Construction of the Air Station was undertaken in 1936 with funds provided by the Federal Public Works Administration. The M.H. Golden Co. was the contractor. The area was filled and brought up to grade level by dredging from the bay. Long piles were driven in the soil at the building sites for stabilization. The contract called for one hangar with a lean-to, a mess hall, a barracks building, two aprons, a runway to the field, and a small wooden seaplane ramp. During construction the Air Patrol Detachment continued to operate out of Lindbergh Field. In April of 1937 Coast Guard Air Station San Diego was commissioned.
 
View of the Coast Guard Air Station San Diego --1937
 
A RD-4 and an additional JF-2 were the initial station aircraft. Two Hall PH3 seaplanes were added later. The search and rescue mission continued to grow and a JF-2 was deployed on a regular basis to Oakland, California as a sub-unit at the Naval Reserve Base. From there it effectively performed search and rescue operations in the San Francisco Bay area.

With the declaration of war in 1941 unit aircraft commenced anti-submarine patrols but the threat of Japanese submarines off the Pacific Coast proved to be minimal. The unit continued to watch and report the activities of vessels in the area, to provide assistance in cases of distress, and to provide transportation by air for other government departments. A rapid expansion of military aviation took place during the war which produced an increasing number of offshore crashes, mostly by student pilots, with the inherent loss of life. The Commander of the 11th Naval District became very concerned about the situation. CDR Watson Burton, commanding the San Diego Air station recommended the formation of a squadron designed for rescue operations. Nine PBY-5A Catalinas were provided and Coast Guard Air-Sea Rescue Squadron 1 was formed in 1943 under the command of CDR. Chester R. Bender. Air Sea Rescue operations became the primary focus from October 1943 on. Between January 1 and December 1, 1944, a total of 124 aircraft went down in waters covered by this squadron. Of the 201 pilots and crewmen involved, 137 were saved, 59 were killed outright by mid-air collisions or impact with the water, two are missing, and three who might have been saved were lost because of improper equipment.
 
PBY-5A with Air Rescue markings on the ramp San Diego
 
Air Sea Rescue continued to be the primary mission after the war and the PBYs were replaced by Martin PBM aircraft. A PBM was used by CAPT D.B. MacDiarmid at Air Station San Diego to evaluate techniques and procedures for open sea landings. Landings in the open sea were never safe but his findings made them safer. Helicopters arrived at San Diego in the 1950s and greatly increased rescue capabilities.
 
With the expansion of the Coast Guard mission all operational units in the San Diego area were combined into one command called Coast Guard Sector San Diego.
 
Source: US Coast Guard
 
 
 
 
 
 
 
 
 
 
Search our Site!

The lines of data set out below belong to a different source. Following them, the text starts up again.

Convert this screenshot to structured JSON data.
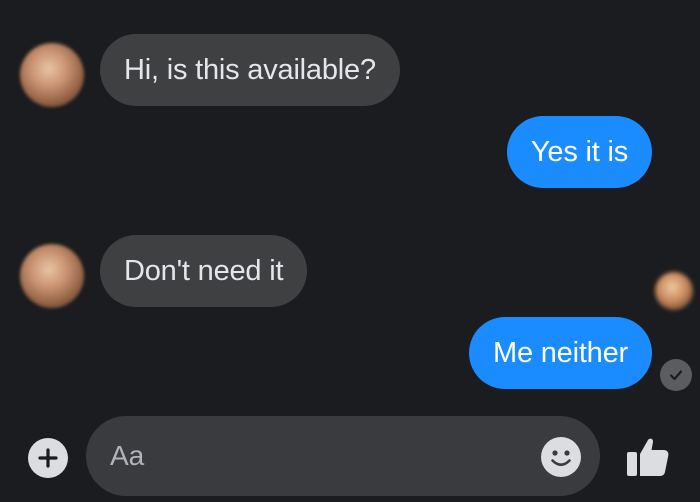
{
  "messages": [
    {
      "id": "m1",
      "direction": "incoming",
      "text": "Hi, is this available?"
    },
    {
      "id": "m2",
      "direction": "outgoing",
      "text": "Yes it is"
    },
    {
      "id": "m3",
      "direction": "incoming",
      "text": "Don't need it"
    },
    {
      "id": "m4",
      "direction": "outgoing",
      "text": "Me neither"
    }
  ],
  "composer": {
    "placeholder": "Aa",
    "add_icon": "plus-circle-icon",
    "emoji_icon": "smiley-icon",
    "like_icon": "thumbs-up-icon"
  },
  "status": {
    "delivered_icon": "check-circle-icon"
  },
  "colors": {
    "background": "#1b1c1f",
    "incoming_bubble": "#3e4042",
    "outgoing_bubble": "#1a8cff",
    "text_light": "#e4e6eb"
  }
}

Google
Search the Web Search California Military History Online
 
Questions and comments concerning this site should be directed to the Webmaster
 
Updated 8 February 2016